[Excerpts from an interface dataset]
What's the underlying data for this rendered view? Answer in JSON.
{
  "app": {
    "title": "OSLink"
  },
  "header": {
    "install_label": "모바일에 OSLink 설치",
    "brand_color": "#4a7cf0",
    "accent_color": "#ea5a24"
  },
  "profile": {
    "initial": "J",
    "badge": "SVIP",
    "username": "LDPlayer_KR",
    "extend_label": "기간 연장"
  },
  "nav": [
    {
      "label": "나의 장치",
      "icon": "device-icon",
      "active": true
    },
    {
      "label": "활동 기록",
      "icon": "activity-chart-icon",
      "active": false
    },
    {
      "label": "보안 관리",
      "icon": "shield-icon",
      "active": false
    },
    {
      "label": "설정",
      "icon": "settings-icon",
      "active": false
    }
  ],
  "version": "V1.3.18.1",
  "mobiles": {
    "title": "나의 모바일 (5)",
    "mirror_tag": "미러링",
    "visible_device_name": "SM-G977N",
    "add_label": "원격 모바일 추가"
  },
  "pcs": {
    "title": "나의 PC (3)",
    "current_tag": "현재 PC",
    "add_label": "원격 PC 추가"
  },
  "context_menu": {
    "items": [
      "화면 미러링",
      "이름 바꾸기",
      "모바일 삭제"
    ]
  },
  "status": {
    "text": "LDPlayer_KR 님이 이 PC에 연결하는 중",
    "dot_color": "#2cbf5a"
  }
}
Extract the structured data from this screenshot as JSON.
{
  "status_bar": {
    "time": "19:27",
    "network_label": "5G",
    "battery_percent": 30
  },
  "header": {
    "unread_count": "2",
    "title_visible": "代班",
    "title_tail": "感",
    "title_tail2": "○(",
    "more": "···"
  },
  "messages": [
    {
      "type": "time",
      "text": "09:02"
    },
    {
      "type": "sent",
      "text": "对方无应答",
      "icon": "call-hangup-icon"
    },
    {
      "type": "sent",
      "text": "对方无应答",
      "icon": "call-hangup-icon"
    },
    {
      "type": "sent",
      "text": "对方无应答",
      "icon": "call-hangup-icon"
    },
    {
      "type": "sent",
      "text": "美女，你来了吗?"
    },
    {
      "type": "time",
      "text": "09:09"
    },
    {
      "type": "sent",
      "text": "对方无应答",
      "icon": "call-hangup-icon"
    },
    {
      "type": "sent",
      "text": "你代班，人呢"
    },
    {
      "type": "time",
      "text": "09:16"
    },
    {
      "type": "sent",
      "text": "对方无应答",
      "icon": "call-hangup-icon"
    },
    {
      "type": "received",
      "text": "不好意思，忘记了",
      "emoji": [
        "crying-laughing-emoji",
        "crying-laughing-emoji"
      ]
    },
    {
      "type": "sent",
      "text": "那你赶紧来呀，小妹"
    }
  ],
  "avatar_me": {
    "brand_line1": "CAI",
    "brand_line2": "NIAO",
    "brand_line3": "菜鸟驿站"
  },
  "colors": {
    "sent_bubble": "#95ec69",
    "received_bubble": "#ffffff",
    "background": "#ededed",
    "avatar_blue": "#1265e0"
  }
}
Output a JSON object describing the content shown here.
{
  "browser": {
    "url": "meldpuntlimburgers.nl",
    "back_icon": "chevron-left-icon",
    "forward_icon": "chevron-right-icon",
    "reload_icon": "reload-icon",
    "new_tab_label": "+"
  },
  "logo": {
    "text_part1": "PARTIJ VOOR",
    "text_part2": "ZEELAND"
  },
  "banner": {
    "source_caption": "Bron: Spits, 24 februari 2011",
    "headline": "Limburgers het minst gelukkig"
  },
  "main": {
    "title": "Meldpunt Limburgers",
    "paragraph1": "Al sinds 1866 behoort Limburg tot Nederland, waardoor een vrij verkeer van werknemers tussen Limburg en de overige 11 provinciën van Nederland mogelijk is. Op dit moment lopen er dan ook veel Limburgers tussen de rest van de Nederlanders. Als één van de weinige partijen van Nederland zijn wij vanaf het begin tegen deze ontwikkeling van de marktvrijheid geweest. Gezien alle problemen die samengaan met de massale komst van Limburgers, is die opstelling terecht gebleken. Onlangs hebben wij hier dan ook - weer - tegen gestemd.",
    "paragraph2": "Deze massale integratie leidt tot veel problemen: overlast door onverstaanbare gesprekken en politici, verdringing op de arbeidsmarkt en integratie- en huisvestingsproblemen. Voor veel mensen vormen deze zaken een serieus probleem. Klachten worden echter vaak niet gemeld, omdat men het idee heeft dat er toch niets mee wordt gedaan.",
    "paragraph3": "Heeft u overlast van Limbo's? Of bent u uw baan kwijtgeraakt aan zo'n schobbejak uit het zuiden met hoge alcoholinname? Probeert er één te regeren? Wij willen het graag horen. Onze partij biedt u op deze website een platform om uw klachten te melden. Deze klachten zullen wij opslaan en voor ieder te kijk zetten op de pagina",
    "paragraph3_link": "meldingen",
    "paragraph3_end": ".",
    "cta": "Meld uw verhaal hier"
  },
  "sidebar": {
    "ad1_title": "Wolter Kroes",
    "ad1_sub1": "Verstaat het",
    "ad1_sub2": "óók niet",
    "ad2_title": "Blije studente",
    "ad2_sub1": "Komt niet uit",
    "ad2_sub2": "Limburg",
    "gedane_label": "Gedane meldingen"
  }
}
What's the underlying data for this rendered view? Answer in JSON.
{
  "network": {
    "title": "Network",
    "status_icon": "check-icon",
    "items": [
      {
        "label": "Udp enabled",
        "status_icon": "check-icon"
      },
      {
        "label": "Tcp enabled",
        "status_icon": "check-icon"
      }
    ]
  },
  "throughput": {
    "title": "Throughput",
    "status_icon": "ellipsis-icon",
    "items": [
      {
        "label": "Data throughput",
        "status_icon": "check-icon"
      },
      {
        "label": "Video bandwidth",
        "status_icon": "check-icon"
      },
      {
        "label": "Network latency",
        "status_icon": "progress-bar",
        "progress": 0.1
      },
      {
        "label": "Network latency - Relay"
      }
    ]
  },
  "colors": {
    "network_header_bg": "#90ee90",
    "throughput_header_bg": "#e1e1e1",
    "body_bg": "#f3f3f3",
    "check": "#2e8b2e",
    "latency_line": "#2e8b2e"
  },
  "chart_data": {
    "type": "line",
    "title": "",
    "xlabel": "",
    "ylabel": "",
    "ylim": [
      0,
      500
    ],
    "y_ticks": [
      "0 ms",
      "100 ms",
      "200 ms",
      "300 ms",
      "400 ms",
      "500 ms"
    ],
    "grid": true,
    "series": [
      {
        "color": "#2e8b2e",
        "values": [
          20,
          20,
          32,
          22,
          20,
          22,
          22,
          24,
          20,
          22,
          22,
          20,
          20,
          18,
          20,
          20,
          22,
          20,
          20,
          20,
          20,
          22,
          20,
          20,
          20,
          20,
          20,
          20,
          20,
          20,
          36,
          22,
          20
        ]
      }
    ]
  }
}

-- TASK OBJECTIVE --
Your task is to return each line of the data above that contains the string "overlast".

-- SOLVED EXERCISE --
    "paragraph2": "Deze massale integratie leidt tot veel problemen: overlast door onverstaanbare gesprekken en politici, verdringing op de arbeidsmarkt en integratie- en huisvestingsproblemen. Voor veel mensen vormen deze zaken een serieus probleem. Klachten worden echter vaak niet gemeld, omdat men het idee heeft dat er toch niets mee wordt gedaan.",
    "paragraph3": "Heeft u overlast van Limbo's? Of bent u uw baan kwijtgeraakt aan zo'n schobbejak uit het zuiden met hoge alcoholinname? Probeert er één te regeren? Wij willen het graag horen. Onze partij biedt u op deze website een platform om uw klachten te melden. Deze klachten zullen wij opslaan en voor ieder te kijk zetten op de pagina",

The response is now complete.